(Interface dataset entries)
────────────────
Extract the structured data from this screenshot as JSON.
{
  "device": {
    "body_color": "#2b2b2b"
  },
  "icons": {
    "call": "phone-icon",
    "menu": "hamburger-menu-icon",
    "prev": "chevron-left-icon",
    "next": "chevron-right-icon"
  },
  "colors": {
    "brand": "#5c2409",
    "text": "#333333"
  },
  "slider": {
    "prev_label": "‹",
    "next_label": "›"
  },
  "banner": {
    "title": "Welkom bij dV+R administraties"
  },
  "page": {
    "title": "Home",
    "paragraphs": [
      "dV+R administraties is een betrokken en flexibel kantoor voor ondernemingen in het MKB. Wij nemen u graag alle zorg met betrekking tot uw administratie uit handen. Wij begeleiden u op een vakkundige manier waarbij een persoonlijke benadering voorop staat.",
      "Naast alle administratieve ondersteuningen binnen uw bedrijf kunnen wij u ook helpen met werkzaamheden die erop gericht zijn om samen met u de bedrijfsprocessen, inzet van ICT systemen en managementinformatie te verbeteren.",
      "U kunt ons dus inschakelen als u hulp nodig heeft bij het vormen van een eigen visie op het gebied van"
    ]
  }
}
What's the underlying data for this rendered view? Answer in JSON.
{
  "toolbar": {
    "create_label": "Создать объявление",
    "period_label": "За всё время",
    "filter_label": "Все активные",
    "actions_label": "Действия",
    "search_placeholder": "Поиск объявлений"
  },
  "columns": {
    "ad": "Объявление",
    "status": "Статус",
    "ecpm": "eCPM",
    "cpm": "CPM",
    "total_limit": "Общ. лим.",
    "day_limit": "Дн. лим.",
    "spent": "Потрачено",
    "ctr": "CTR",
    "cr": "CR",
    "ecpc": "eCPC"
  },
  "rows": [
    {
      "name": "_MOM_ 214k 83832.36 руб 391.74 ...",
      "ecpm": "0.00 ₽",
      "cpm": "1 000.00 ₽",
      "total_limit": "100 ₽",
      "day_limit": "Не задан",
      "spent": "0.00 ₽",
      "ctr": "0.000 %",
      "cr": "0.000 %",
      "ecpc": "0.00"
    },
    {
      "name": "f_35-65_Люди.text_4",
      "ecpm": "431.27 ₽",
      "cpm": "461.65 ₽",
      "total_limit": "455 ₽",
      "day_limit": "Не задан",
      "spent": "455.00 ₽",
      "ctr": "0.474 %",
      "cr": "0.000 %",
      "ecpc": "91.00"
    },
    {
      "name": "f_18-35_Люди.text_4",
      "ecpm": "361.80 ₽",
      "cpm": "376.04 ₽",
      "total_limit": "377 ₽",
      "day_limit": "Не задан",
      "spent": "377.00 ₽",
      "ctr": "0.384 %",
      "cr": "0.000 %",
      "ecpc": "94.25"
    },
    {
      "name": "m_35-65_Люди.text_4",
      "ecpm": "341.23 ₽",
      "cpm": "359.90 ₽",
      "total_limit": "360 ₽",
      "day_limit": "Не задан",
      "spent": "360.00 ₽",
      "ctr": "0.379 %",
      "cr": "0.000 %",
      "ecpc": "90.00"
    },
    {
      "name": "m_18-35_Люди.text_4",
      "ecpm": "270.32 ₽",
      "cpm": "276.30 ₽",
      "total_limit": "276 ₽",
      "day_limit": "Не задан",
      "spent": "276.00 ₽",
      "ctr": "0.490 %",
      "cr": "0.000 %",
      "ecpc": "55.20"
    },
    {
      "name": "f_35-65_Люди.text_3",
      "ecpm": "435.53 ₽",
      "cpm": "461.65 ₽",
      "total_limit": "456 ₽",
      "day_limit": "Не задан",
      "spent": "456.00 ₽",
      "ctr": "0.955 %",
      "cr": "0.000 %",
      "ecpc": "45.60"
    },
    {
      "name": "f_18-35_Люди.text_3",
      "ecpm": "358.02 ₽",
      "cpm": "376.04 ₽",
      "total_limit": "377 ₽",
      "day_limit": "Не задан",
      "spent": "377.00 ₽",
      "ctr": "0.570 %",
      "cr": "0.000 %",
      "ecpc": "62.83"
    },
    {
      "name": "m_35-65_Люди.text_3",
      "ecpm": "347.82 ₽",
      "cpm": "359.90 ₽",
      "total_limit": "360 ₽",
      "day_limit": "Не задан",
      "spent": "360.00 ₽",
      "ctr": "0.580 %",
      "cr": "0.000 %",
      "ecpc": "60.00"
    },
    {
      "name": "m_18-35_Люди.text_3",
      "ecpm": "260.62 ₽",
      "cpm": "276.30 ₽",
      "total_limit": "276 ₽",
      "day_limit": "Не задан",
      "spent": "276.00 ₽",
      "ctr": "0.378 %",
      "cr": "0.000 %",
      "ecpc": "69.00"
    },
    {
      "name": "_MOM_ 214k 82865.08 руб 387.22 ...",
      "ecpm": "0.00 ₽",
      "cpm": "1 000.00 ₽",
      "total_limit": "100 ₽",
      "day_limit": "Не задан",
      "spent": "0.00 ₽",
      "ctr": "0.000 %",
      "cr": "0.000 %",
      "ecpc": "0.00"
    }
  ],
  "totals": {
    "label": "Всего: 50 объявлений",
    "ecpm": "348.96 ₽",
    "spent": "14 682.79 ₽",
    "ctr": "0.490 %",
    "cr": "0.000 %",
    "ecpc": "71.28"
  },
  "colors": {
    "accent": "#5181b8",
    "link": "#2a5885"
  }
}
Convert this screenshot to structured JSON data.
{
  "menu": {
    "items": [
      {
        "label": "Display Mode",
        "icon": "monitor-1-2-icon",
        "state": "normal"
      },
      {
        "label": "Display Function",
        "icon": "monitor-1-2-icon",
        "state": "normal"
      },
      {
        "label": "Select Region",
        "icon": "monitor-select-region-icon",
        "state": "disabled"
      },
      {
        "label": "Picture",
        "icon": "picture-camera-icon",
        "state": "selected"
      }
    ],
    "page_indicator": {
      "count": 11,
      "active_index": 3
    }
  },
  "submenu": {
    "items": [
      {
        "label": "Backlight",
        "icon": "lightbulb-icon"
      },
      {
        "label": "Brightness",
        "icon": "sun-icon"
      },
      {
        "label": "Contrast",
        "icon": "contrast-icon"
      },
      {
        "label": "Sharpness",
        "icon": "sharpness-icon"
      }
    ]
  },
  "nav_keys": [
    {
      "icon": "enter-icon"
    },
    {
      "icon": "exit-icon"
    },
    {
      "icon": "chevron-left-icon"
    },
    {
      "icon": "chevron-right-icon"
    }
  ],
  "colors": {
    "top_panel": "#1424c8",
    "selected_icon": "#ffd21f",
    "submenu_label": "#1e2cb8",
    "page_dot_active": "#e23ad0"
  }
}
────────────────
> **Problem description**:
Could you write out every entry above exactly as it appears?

> **Exercise output**:
Extract the structured data from this screenshot as JSON.
{
  "device": {
    "body_color": "#2b2b2b"
  },
  "icons": {
    "call": "phone-icon",
    "menu": "hamburger-menu-icon",
    "prev": "chevron-left-icon",
    "next": "chevron-right-icon"
  },
  "colors": {
    "brand": "#5c2409",
    "text": "#333333"
  },
  "slider": {
    "prev_label": "‹",
    "next_label": "›"
  },
  "banner": {
    "title": "Welkom bij dV+R administraties"
  },
  "page": {
    "title": "Home",
    "paragraphs": [
      "dV+R administraties is een betrokken en flexibel kantoor voor ondernemingen in het MKB. Wij nemen u graag alle zorg met betrekking tot uw administratie uit handen. Wij begeleiden u op een vakkundige manier waarbij een persoonlijke benadering voorop staat.",
      "Naast alle administratieve ondersteuningen binnen uw bedrijf kunnen wij u ook helpen met werkzaamheden die erop gericht zijn om samen met u de bedrijfsprocessen, inzet van ICT systemen en managementinformatie te verbeteren.",
      "U kunt ons dus inschakelen als u hulp nodig heeft bij het vormen van een eigen visie op het gebied van"
    ]
  }
}
What's the underlying data for this rendered view? Answer in JSON.
{
  "toolbar": {
    "create_label": "Создать объявление",
    "period_label": "За всё время",
    "filter_label": "Все активные",
    "actions_label": "Действия",
    "search_placeholder": "Поиск объявлений"
  },
  "columns": {
    "ad": "Объявление",
    "status": "Статус",
    "ecpm": "eCPM",
    "cpm": "CPM",
    "total_limit": "Общ. лим.",
    "day_limit": "Дн. лим.",
    "spent": "Потрачено",
    "ctr": "CTR",
    "cr": "CR",
    "ecpc": "eCPC"
  },
  "rows": [
    {
      "name": "_MOM_ 214k 83832.36 руб 391.74 ...",
      "ecpm": "0.00 ₽",
      "cpm": "1 000.00 ₽",
      "total_limit": "100 ₽",
      "day_limit": "Не задан",
      "spent": "0.00 ₽",
      "ctr": "0.000 %",
      "cr": "0.000 %",
      "ecpc": "0.00"
    },
    {
      "name": "f_35-65_Люди.text_4",
      "ecpm": "431.27 ₽",
      "cpm": "461.65 ₽",
      "total_limit": "455 ₽",
      "day_limit": "Не задан",
      "spent": "455.00 ₽",
      "ctr": "0.474 %",
      "cr": "0.000 %",
      "ecpc": "91.00"
    },
    {
      "name": "f_18-35_Люди.text_4",
      "ecpm": "361.80 ₽",
      "cpm": "376.04 ₽",
      "total_limit": "377 ₽",
      "day_limit": "Не задан",
      "spent": "377.00 ₽",
      "ctr": "0.384 %",
      "cr": "0.000 %",
      "ecpc": "94.25"
    },
    {
      "name": "m_35-65_Люди.text_4",
      "ecpm": "341.23 ₽",
      "cpm": "359.90 ₽",
      "total_limit": "360 ₽",
      "day_limit": "Не задан",
      "spent": "360.00 ₽",
      "ctr": "0.379 %",
      "cr": "0.000 %",
      "ecpc": "90.00"
    },
    {
      "name": "m_18-35_Люди.text_4",
      "ecpm": "270.32 ₽",
      "cpm": "276.30 ₽",
      "total_limit": "276 ₽",
      "day_limit": "Не задан",
      "spent": "276.00 ₽",
      "ctr": "0.490 %",
      "cr": "0.000 %",
      "ecpc": "55.20"
    },
    {
      "name": "f_35-65_Люди.text_3",
      "ecpm": "435.53 ₽",
      "cpm": "461.65 ₽",
      "total_limit": "456 ₽",
      "day_limit": "Не задан",
      "spent": "456.00 ₽",
      "ctr": "0.955 %",
      "cr": "0.000 %",
      "ecpc": "45.60"
    },
    {
      "name": "f_18-35_Люди.text_3",
      "ecpm": "358.02 ₽",
      "cpm": "376.04 ₽",
      "total_limit": "377 ₽",
      "day_limit": "Не задан",
      "spent": "377.00 ₽",
      "ctr": "0.570 %",
      "cr": "0.000 %",
      "ecpc": "62.83"
    },
    {
      "name": "m_35-65_Люди.text_3",
      "ecpm": "347.82 ₽",
      "cpm": "359.90 ₽",
      "total_limit": "360 ₽",
      "day_limit": "Не задан",
      "spent": "360.00 ₽",
      "ctr": "0.580 %",
      "cr": "0.000 %",
      "ecpc": "60.00"
    },
    {
      "name": "m_18-35_Люди.text_3",
      "ecpm": "260.62 ₽",
      "cpm": "276.30 ₽",
      "total_limit": "276 ₽",
      "day_limit": "Не задан",
      "spent": "276.00 ₽",
      "ctr": "0.378 %",
      "cr": "0.000 %",
      "ecpc": "69.00"
    },
    {
      "name": "_MOM_ 214k 82865.08 руб 387.22 ...",
      "ecpm": "0.00 ₽",
      "cpm": "1 000.00 ₽",
      "total_limit": "100 ₽",
      "day_limit": "Не задан",
      "spent": "0.00 ₽",
      "ctr": "0.000 %",
      "cr": "0.000 %",
      "ecpc": "0.00"
    }
  ],
  "totals": {
    "label": "Всего: 50 объявлений",
    "ecpm": "348.96 ₽",
    "spent": "14 682.79 ₽",
    "ctr": "0.490 %",
    "cr": "0.000 %",
    "ecpc": "71.28"
  },
  "colors": {
    "accent": "#5181b8",
    "link": "#2a5885"
  }
}
Convert this screenshot to structured JSON data.
{
  "menu": {
    "items": [
      {
        "label": "Display Mode",
        "icon": "monitor-1-2-icon",
        "state": "normal"
      },
      {
        "label": "Display Function",
        "icon": "monitor-1-2-icon",
        "state": "normal"
      },
      {
        "label": "Select Region",
        "icon": "monitor-select-region-icon",
        "state": "disabled"
      },
      {
        "label": "Picture",
        "icon": "picture-camera-icon",
        "state": "selected"
      }
    ],
    "page_indicator": {
      "count": 11,
      "active_index": 3
    }
  },
  "submenu": {
    "items": [
      {
        "label": "Backlight",
        "icon": "lightbulb-icon"
      },
      {
        "label": "Brightness",
        "icon": "sun-icon"
      },
      {
        "label": "Contrast",
        "icon": "contrast-icon"
      },
      {
        "label": "Sharpness",
        "icon": "sharpness-icon"
      }
    ]
  },
  "nav_keys": [
    {
      "icon": "enter-icon"
    },
    {
      "icon": "exit-icon"
    },
    {
      "icon": "chevron-left-icon"
    },
    {
      "icon": "chevron-right-icon"
    }
  ],
  "colors": {
    "top_panel": "#1424c8",
    "selected_icon": "#ffd21f",
    "submenu_label": "#1e2cb8",
    "page_dot_active": "#e23ad0"
  }
}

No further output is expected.